I have a big, noisy, fun family. Growing up, we lived around the corner from the McCartheys, a family with a set of kids that matched ours. So, we hung out together. Not all together. The big kids hung together. The middle kids hung together. And the youngest kids, my group, wished we could hang with the big and middle kids.
Once in a blue moon, we would all play together. We played only one game and only under absolutely perfect conditions. The game: Football. The conditions…There had to be snow on the ground, at least one foot deep and less than 24 hours old. It had to be COLD. It had to be nighttime. We had to have at least a dozen, preferably three dozen, players. The big kids had to play. It wouldn’t work without big kid representation and leadership. The middle kids and little kids wouldn’t dare suggest the game.
As the conditions developed, the little kids would extend hopeful hints. “Man, it is cold out. And the snow must be 10 feet deep!” The big kids would feign disinterest until the promise of fun overshadowed the fear of being uncool. After all, to make the game work, you needed a lot of kids. That meant allowing the little kids to play. You couldn’t relax the boundaries too often.
Once the decision was made, we all set into action. We called friends to call friends to come over right now. And, we dressed for battle.

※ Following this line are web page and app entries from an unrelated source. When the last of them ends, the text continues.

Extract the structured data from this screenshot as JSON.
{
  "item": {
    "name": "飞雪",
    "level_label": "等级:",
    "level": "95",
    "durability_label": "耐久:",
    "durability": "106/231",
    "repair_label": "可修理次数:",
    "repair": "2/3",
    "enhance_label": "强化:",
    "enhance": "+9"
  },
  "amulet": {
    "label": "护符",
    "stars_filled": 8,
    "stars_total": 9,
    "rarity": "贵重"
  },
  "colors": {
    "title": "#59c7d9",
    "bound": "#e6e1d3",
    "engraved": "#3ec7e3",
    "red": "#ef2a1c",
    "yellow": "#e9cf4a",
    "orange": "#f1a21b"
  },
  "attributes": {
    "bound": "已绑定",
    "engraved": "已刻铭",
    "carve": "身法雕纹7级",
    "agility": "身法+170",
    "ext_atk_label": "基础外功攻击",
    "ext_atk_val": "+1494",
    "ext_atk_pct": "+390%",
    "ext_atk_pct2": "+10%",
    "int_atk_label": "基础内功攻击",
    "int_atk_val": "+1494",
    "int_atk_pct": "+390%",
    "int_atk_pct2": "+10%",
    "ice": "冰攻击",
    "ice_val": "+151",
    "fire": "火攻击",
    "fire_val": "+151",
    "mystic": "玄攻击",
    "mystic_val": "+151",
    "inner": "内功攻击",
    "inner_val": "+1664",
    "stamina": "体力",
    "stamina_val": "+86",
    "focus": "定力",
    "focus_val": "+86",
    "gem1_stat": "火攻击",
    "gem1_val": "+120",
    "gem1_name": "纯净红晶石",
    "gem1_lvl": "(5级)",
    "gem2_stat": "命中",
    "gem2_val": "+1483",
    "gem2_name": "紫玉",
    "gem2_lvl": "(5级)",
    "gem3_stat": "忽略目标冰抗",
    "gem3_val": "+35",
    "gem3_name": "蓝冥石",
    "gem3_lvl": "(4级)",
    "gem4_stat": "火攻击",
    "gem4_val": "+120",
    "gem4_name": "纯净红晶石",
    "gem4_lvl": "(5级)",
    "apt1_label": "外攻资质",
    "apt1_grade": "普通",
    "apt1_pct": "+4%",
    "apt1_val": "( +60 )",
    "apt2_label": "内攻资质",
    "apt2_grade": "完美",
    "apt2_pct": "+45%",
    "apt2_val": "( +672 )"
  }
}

Of course, only the McCarthey kids had instant access to actual snow clothes because we gathered at their house. Not to worry. A key element of the game was finding enough clothes to keep warm and relatively dry. We improvised. Shaun once wore a pair of striped toe socks as gloves. Maureen was fond of her colander/helmet. Not much protection from the cold but wonderfully intimidating. Veterans knew the trick of many, many layers…for warmth as well as padding. One kid attempted to use Mrs. McCarthey’s mink stole as shoulder pads. It was a technically sound concept however it didn’t fly with Mrs. McCarthey.
On the field, the two biggest male kids (sexist!) would assume the roles of Quarterback. Then, the de rigueur and humiliating team selection process. After that, we were off and playing and it was so much fun. We would run and tackle and pile on each other in the deep snow. You might get hurt and cry but not for too long because you would have to go in. We would laugh like babies, for the sheer delight of the moment. Time stood still and went too fast, like it does when you are deliriously happy.
At some point, enough of us would get cold, wet and hurt and we would pile into the house. Then, we would peel off thousands of layers of clothes and drink hot chocolate. Instantly, we would replay the game with impeccable recall, “Remember when I sacked you about a hundred miles behind the line of scrimmage? That was GREAT.”
Are you smiling? It’s fun to play a game. When was the last time you felt like that? Are you ready to stop taking yourself so darn seriously?
Good Game Guidelines…
People play games. As we get bigger, the games sometimes deteriorate. “I’m not going to wear my uniform today and see if anyone even notices.”
Dear reader, I encourage you to have some fun and to elevate the game playing in your life. You spend so much time at work. Why not PLAY instead?
Now, what I am about to suggest is not a replacement for a sound compensation and bonus program. It is an embellishment, an enhancement. My suggestion: Play LOTS of games. Have a LOT more fun.
You can play simple game or more sophisticated contests. If you want, you can even craft games that promote winning behaviors. Games can increase sales or the number of days your company goes without an injury. Have a surprise Highest Average Invoice Day…the winner gets a kite. Have a Meet and Greet day. The person who brings back the most business cards gets a $25 phone card. You could even have a “Random Acts of Kindness” week where you all go out of your way to do nice things for each other…and try not to get caught in the act.
Ready to play? Here are a few guidelines for setting up a fun, friendly and WINNING game…
- Put someone in charge.
- Set a time frame. The someone in charge is responsible for keeping the energy up and the game going…right through to the finish line.
- Consider what you want the game to accomplish. More sales? Better manners? New customers? Publicity for your shop? Better safety record? Better understanding of each others’ jobs? What behaviors would drive you in that direction?
- Create rules and write them down. Keep it simple.
- Keep score. Get creat